3) When the time counts down to 5.0 minutes increase the temp to H. [For the beans I am roasting the 1.5 minutes has allowed the beans to lose enough moisture that they move relatively rapidly. I have been told that other beans may act differently.]
4) When the time counts down to 2.0 minutes decrease the temp to M. [When the temperature stays at H to the end, the beans got much darker and had a "burn-like" flavor - not pleasant to my taste. But if you want a more robust flavor you could make this switch later or not at all.]
5) When the time counts down to 0 the machine will automatically switch to C (cool), stay in that mode for 3 minutes and then turn off.

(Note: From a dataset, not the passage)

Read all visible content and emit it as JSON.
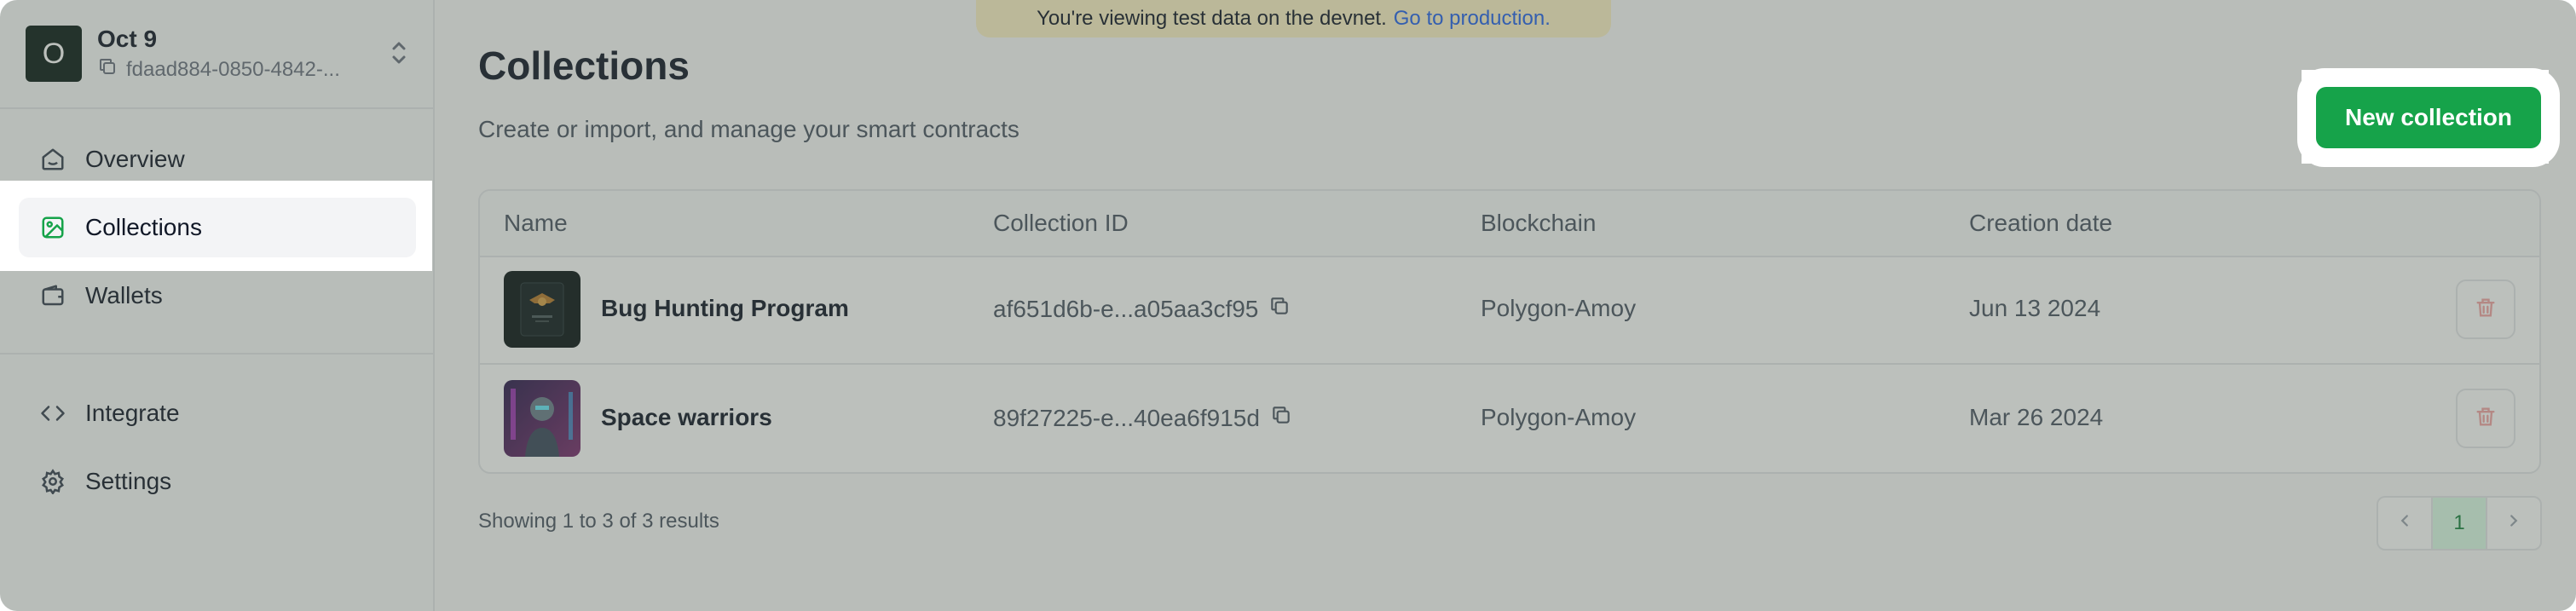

6) At that point you are told to pour the beans out of the unit and wait an hour. The wait seems unnecessary to me but if you like to follow directions, go ahead.
7) When you remove the chaff catcher (the gizmo at the top that catches the outer shells that are expelled when the beans "pop"), use two hot mitts unless your hands are used to handling very hot pots. Take the chaff catcher apart and empty the chaff.
At this point IMNSHO you need to use a burr grinder to ensure uniform pieces in the resulting coffee grounds.
I won't say that this is better than or even equal to the coffee I have purchased from The Roasting Plant, but it is way better than anything I can get in the local stores.
When it came time to buy a new one, I ordered the same model again, but while roasting my first batch, the unit actually caught on fire! I'm glad I was using it outdoors in a safe, open area.
I returned the unit to Amazon and reordered the same model, but this one could not bring a batch of beans to a satisfactorily dark state. Repeatedly adding to the time, after 16 minutes the beans were finally dark enough to grind and use, although they were not as dark as I like.
The good news: Although 30 days had passed, Amazon allowed me to return the unit for a full refund (yay, Amazon!). But this time, I'm ordering a different model.